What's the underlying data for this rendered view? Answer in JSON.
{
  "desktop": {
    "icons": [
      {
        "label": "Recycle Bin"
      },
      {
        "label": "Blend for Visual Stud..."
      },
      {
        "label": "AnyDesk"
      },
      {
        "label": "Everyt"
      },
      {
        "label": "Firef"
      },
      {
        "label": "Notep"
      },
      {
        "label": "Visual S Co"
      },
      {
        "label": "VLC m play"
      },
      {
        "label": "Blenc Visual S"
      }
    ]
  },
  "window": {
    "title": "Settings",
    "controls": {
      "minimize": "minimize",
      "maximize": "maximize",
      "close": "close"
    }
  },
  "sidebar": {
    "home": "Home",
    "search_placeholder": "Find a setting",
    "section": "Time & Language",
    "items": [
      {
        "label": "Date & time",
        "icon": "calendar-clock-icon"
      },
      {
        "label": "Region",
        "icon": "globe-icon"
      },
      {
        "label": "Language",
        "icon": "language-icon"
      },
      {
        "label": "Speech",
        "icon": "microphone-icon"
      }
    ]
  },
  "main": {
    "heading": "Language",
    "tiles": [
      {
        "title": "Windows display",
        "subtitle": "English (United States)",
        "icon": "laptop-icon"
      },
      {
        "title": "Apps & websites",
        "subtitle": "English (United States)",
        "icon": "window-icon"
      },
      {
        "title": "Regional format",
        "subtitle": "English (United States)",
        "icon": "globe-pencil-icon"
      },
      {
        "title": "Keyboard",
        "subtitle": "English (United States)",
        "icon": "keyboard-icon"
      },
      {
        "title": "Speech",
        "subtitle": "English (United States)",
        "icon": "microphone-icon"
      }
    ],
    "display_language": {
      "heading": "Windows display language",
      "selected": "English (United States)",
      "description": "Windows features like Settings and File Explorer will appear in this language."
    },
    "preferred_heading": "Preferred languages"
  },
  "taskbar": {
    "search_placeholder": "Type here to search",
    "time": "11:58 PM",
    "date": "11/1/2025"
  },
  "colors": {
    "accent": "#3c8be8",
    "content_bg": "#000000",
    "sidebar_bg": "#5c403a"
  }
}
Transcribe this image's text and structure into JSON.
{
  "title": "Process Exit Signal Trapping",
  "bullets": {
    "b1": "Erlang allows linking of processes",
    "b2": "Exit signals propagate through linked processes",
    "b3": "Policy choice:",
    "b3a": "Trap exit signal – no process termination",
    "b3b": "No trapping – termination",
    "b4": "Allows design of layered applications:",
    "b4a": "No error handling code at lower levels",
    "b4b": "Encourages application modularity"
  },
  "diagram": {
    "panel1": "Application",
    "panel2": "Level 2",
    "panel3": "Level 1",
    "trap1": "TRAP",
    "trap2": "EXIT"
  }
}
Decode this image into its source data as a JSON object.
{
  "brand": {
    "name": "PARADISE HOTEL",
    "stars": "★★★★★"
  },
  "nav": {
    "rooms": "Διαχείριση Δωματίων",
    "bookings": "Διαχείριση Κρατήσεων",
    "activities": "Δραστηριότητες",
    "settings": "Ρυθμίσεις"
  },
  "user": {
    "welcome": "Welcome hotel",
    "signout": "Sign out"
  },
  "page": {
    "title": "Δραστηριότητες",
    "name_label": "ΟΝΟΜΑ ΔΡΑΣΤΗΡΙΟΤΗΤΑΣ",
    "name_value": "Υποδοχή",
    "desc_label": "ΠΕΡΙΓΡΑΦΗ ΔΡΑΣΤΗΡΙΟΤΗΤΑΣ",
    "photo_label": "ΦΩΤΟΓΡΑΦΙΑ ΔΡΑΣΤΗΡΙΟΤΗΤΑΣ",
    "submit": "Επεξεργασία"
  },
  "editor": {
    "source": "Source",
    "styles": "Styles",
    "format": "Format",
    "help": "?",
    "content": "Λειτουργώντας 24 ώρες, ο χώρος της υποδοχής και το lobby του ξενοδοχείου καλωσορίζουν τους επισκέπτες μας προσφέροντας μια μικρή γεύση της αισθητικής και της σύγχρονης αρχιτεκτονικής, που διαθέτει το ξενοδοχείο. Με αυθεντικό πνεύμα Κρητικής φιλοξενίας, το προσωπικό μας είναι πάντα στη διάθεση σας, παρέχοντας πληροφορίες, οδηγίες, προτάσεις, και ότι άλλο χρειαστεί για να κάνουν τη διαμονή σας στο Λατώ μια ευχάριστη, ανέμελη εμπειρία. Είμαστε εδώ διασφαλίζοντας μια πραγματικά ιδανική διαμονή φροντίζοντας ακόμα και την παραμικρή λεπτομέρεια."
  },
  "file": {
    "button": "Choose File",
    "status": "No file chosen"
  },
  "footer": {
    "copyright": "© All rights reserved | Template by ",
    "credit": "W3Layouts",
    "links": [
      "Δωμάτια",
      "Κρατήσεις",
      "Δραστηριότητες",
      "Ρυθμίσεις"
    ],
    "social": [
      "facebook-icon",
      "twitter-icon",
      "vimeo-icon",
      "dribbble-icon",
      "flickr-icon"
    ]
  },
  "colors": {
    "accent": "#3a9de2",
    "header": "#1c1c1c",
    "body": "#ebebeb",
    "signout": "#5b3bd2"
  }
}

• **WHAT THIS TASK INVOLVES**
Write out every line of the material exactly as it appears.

• **ANSWER SECTION**
What's the underlying data for this rendered view? Answer in JSON.
{
  "desktop": {
    "icons": [
      {
        "label": "Recycle Bin"
      },
      {
        "label": "Blend for Visual Stud..."
      },
      {
        "label": "AnyDesk"
      },
      {
        "label": "Everyt"
      },
      {
        "label": "Firef"
      },
      {
        "label": "Notep"
      },
      {
        "label": "Visual S Co"
      },
      {
        "label": "VLC m play"
      },
      {
        "label": "Blenc Visual S"
      }
    ]
  },
  "window": {
    "title": "Settings",
    "controls": {
      "minimize": "minimize",
      "maximize": "maximize",
      "close": "close"
    }
  },
  "sidebar": {
    "home": "Home",
    "search_placeholder": "Find a setting",
    "section": "Time & Language",
    "items": [
      {
        "label": "Date & time",
        "icon": "calendar-clock-icon"
      },
      {
        "label": "Region",
        "icon": "globe-icon"
      },
      {
        "label": "Language",
        "icon": "language-icon"
      },
      {
        "label": "Speech",
        "icon": "microphone-icon"
      }
    ]
  },
  "main": {
    "heading": "Language",
    "tiles": [
      {
        "title": "Windows display",
        "subtitle": "English (United States)",
        "icon": "laptop-icon"
      },
      {
        "title": "Apps & websites",
        "subtitle": "English (United States)",
        "icon": "window-icon"
      },
      {
        "title": "Regional format",
        "subtitle": "English (United States)",
        "icon": "globe-pencil-icon"
      },
      {
        "title": "Keyboard",
        "subtitle": "English (United States)",
        "icon": "keyboard-icon"
      },
      {
        "title": "Speech",
        "subtitle": "English (United States)",
        "icon": "microphone-icon"
      }
    ],
    "display_language": {
      "heading": "Windows display language",
      "selected": "English (United States)",
      "description": "Windows features like Settings and File Explorer will appear in this language."
    },
    "preferred_heading": "Preferred languages"
  },
  "taskbar": {
    "search_placeholder": "Type here to search",
    "time": "11:58 PM",
    "date": "11/1/2025"
  },
  "colors": {
    "accent": "#3c8be8",
    "content_bg": "#000000",
    "sidebar_bg": "#5c403a"
  }
}
Transcribe this image's text and structure into JSON.
{
  "title": "Process Exit Signal Trapping",
  "bullets": {
    "b1": "Erlang allows linking of processes",
    "b2": "Exit signals propagate through linked processes",
    "b3": "Policy choice:",
    "b3a": "Trap exit signal – no process termination",
    "b3b": "No trapping – termination",
    "b4": "Allows design of layered applications:",
    "b4a": "No error handling code at lower levels",
    "b4b": "Encourages application modularity"
  },
  "diagram": {
    "panel1": "Application",
    "panel2": "Level 2",
    "panel3": "Level 1",
    "trap1": "TRAP",
    "trap2": "EXIT"
  }
}
Decode this image into its source data as a JSON object.
{
  "brand": {
    "name": "PARADISE HOTEL",
    "stars": "★★★★★"
  },
  "nav": {
    "rooms": "Διαχείριση Δωματίων",
    "bookings": "Διαχείριση Κρατήσεων",
    "activities": "Δραστηριότητες",
    "settings": "Ρυθμίσεις"
  },
  "user": {
    "welcome": "Welcome hotel",
    "signout": "Sign out"
  },
  "page": {
    "title": "Δραστηριότητες",
    "name_label": "ΟΝΟΜΑ ΔΡΑΣΤΗΡΙΟΤΗΤΑΣ",
    "name_value": "Υποδοχή",
    "desc_label": "ΠΕΡΙΓΡΑΦΗ ΔΡΑΣΤΗΡΙΟΤΗΤΑΣ",
    "photo_label": "ΦΩΤΟΓΡΑΦΙΑ ΔΡΑΣΤΗΡΙΟΤΗΤΑΣ",
    "submit": "Επεξεργασία"
  },
  "editor": {
    "source": "Source",
    "styles": "Styles",
    "format": "Format",
    "help": "?",
    "content": "Λειτουργώντας 24 ώρες, ο χώρος της υποδοχής και το lobby του ξενοδοχείου καλωσορίζουν τους επισκέπτες μας προσφέροντας μια μικρή γεύση της αισθητικής και της σύγχρονης αρχιτεκτονικής, που διαθέτει το ξενοδοχείο. Με αυθεντικό πνεύμα Κρητικής φιλοξενίας, το προσωπικό μας είναι πάντα στη διάθεση σας, παρέχοντας πληροφορίες, οδηγίες, προτάσεις, και ότι άλλο χρειαστεί για να κάνουν τη διαμονή σας στο Λατώ μια ευχάριστη, ανέμελη εμπειρία. Είμαστε εδώ διασφαλίζοντας μια πραγματικά ιδανική διαμονή φροντίζοντας ακόμα και την παραμικρή λεπτομέρεια."
  },
  "file": {
    "button": "Choose File",
    "status": "No file chosen"
  },
  "footer": {
    "copyright": "© All rights reserved | Template by ",
    "credit": "W3Layouts",
    "links": [
      "Δωμάτια",
      "Κρατήσεις",
      "Δραστηριότητες",
      "Ρυθμίσεις"
    ],
    "social": [
      "facebook-icon",
      "twitter-icon",
      "vimeo-icon",
      "dribbble-icon",
      "flickr-icon"
    ]
  },
  "colors": {
    "accent": "#3a9de2",
    "header": "#1c1c1c",
    "body": "#ebebeb",
    "signout": "#5b3bd2"
  }
}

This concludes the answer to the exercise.